To justify price controls, Sanders cites the JAMA study (“Estimated Sustainable Cost-Based Prices for Diabetes Medicines” by Barber, Gotham and Bygrave) claiming innovative diabetes medicines can be manufactured for $5 a month.  Winegarden and Pipes identify numerous flaws that invalidate the study’s results and highlight how the Sanders agenda would put patient health at risk.

“Sen. Sanders, a long time supporter of Medicare for All, envisions himself a modern-day St. Michael slaying the dragon of high drug costs, but his agenda will deny innovative new treatments for patients hoping to access life-saving medicines,” said PRI President, CEO, and Thomas W. Smith Fellow in Health Care Policy Sally Pipes.

In one identified flaw, the JAMA authors do not adequately define excessive profits, despite it being their study’s central premise.  Winegarden and Pipes argue the authors would consider recouping drug innovation costs in setting prices to be “excessive.”

  • January 2024 figures show that pharmaceutical companies’ return on equity adjusted for R&D costs – a typical profitability measurement – was 12.4% while biotechnology companies had a -3.9% return. The market overall grew at 13.8%, showing industry profits were not excessive.

Patients pay higher out-of-pocket costs due to a broken system empowering pharmacy benefit managers (PBMs) to negotiate discounts that benefit PBMs at patients’ expense.  List prices have increased to facilitate large discounts, while net prices incorporating discounts have fallen for 6 years according to Drug Channels.  PBMs and insurers reap much of this gap between list and net prices as revenue.  Patient costs, however, are rising as out-of-pocket costs are based on list prices.

Another flaw ignores the large research and development (R&D) and capital costs required to develop and manufacture drugs, which Winegarden and Pipes call “a grossly misleading estimate of the market prices for innovator medicines.”

  • The industry invested $101 billion into R&D in 2022, compared to $36 billion spent by the government-funded National Institutes of Health.
  • A Congressional Budget Office report detailing drug development costs – including R&D and research into failed drugs – ranged from less than $1 billion to more than $2 billion.

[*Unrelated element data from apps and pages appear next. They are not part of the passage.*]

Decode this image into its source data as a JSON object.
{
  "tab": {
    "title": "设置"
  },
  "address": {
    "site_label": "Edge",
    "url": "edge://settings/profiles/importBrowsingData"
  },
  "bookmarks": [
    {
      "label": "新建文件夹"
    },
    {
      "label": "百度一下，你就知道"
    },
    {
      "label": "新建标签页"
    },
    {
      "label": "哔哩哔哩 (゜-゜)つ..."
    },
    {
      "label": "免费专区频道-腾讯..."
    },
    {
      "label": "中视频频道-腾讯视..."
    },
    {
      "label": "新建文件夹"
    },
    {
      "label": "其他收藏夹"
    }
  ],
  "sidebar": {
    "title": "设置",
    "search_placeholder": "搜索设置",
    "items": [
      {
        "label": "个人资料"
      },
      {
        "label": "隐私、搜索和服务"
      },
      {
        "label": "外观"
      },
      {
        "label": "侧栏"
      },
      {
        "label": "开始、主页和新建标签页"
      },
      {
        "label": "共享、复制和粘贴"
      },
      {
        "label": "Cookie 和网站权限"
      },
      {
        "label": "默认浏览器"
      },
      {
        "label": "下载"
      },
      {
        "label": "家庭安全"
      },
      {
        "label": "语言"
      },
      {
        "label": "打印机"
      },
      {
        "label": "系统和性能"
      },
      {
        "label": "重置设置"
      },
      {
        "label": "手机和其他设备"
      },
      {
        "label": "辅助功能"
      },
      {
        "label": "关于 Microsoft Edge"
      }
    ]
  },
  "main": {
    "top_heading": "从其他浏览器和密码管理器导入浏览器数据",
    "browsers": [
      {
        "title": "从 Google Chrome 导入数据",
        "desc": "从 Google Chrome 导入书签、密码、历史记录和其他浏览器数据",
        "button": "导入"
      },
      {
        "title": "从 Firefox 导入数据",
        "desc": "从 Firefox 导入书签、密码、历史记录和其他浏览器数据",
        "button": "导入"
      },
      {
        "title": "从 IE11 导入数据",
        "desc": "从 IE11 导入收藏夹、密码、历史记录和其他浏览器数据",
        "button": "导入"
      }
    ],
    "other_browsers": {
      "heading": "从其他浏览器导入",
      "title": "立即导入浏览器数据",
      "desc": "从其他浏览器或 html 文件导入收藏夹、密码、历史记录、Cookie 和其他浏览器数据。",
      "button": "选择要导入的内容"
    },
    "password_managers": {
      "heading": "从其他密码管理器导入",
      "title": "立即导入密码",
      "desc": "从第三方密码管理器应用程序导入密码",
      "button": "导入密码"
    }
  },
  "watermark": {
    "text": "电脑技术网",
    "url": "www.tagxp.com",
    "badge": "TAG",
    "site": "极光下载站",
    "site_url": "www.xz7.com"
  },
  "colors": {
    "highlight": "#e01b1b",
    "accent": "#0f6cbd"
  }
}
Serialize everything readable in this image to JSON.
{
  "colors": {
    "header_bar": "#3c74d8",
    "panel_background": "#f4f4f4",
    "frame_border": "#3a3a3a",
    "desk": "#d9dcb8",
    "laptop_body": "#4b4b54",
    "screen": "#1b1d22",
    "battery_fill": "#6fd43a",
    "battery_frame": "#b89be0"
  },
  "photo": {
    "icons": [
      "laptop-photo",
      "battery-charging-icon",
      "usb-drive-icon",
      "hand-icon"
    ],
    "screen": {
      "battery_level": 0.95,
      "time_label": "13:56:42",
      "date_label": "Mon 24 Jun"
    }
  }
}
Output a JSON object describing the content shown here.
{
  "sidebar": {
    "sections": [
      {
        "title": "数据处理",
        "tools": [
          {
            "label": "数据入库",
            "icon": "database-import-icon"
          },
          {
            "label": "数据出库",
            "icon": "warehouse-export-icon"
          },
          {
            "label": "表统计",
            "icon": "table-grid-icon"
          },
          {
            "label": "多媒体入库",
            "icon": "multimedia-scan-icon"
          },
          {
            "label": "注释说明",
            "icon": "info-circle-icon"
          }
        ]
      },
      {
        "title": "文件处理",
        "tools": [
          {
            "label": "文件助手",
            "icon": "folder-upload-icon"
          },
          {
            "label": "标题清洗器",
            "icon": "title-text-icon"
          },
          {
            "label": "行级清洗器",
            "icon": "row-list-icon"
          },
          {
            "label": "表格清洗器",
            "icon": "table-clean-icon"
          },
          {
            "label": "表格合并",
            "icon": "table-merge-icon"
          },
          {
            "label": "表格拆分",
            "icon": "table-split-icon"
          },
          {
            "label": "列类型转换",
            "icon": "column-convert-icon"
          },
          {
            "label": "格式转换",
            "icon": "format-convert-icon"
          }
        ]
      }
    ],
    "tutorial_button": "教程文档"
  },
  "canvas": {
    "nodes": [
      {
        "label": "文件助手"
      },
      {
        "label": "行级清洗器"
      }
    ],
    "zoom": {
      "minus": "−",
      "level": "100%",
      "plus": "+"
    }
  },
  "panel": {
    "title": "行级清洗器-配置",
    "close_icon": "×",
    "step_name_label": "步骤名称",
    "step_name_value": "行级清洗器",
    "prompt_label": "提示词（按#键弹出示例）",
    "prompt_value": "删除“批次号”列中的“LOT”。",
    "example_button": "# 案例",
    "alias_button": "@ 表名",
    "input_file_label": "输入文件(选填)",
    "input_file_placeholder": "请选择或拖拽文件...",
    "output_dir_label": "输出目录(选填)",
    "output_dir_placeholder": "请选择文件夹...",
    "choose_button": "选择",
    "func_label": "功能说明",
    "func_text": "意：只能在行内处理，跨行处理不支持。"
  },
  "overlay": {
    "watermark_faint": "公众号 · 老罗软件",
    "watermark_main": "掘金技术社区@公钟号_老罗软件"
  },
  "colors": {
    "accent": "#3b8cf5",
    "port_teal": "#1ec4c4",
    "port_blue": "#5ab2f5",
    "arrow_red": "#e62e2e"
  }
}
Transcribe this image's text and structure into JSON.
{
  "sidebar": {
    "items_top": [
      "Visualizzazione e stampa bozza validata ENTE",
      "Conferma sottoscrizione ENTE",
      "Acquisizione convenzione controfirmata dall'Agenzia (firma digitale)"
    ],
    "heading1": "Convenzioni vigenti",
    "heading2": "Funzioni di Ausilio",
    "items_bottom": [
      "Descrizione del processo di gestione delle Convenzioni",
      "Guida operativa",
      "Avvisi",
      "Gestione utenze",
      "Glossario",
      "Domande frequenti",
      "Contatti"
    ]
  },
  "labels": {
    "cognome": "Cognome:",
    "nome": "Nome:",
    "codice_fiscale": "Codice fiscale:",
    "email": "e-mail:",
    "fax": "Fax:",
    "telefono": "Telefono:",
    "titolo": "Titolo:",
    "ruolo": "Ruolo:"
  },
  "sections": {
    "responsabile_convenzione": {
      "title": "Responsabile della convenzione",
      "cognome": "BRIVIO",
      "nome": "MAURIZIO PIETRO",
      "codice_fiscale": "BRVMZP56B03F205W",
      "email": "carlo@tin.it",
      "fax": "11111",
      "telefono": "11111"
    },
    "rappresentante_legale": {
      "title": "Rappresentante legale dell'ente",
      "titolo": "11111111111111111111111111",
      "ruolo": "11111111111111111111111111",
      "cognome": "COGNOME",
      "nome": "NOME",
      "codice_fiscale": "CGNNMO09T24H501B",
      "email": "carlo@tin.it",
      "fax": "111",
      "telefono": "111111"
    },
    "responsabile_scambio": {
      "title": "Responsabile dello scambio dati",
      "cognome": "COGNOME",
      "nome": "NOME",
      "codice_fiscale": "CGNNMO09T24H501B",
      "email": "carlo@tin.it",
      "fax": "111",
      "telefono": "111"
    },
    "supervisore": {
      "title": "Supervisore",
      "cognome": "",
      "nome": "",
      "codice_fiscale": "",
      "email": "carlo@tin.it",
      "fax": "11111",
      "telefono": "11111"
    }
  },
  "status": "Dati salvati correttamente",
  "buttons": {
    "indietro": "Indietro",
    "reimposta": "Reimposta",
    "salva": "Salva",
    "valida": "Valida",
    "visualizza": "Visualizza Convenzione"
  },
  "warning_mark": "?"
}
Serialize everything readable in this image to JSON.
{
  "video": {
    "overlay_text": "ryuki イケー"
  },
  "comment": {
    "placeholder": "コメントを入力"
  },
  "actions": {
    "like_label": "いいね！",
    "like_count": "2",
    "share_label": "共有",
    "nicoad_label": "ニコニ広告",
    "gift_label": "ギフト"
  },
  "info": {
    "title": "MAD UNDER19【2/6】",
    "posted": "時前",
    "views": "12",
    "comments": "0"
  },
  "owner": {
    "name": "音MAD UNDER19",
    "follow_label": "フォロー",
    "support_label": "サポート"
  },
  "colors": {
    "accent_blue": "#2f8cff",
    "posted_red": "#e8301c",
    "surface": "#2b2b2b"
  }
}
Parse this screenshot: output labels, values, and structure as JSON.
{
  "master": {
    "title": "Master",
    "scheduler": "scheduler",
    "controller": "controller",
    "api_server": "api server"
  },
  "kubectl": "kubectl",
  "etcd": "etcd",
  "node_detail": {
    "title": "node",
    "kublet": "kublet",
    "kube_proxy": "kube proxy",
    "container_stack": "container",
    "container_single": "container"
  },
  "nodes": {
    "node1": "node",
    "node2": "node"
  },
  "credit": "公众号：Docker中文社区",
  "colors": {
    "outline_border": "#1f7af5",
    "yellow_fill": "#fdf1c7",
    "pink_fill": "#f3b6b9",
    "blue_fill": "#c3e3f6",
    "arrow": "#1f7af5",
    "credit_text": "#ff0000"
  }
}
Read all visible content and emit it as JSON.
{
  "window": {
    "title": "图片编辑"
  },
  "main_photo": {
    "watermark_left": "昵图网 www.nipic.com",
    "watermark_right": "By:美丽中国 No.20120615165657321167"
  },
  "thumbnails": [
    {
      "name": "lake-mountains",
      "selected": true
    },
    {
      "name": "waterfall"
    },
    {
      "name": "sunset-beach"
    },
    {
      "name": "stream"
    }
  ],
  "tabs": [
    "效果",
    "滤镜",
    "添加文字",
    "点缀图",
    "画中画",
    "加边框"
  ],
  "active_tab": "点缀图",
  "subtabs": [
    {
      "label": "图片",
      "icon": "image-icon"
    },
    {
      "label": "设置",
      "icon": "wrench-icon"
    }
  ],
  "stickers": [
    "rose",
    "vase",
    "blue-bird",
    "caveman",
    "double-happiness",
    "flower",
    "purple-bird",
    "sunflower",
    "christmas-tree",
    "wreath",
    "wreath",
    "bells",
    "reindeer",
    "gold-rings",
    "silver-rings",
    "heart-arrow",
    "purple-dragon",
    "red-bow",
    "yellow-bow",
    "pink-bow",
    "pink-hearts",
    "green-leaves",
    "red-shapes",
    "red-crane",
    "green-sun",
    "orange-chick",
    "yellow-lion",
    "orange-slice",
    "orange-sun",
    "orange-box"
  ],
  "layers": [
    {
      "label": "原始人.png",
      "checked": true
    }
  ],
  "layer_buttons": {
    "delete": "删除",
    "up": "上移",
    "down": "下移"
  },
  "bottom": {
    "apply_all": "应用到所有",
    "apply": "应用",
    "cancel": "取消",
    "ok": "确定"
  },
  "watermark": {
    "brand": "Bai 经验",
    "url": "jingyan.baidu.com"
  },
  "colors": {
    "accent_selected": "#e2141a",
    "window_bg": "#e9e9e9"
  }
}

Another study pegs the costs at $2.9 billion. Only 1 in 10 drugs will pass FDA review and trials to reach the market.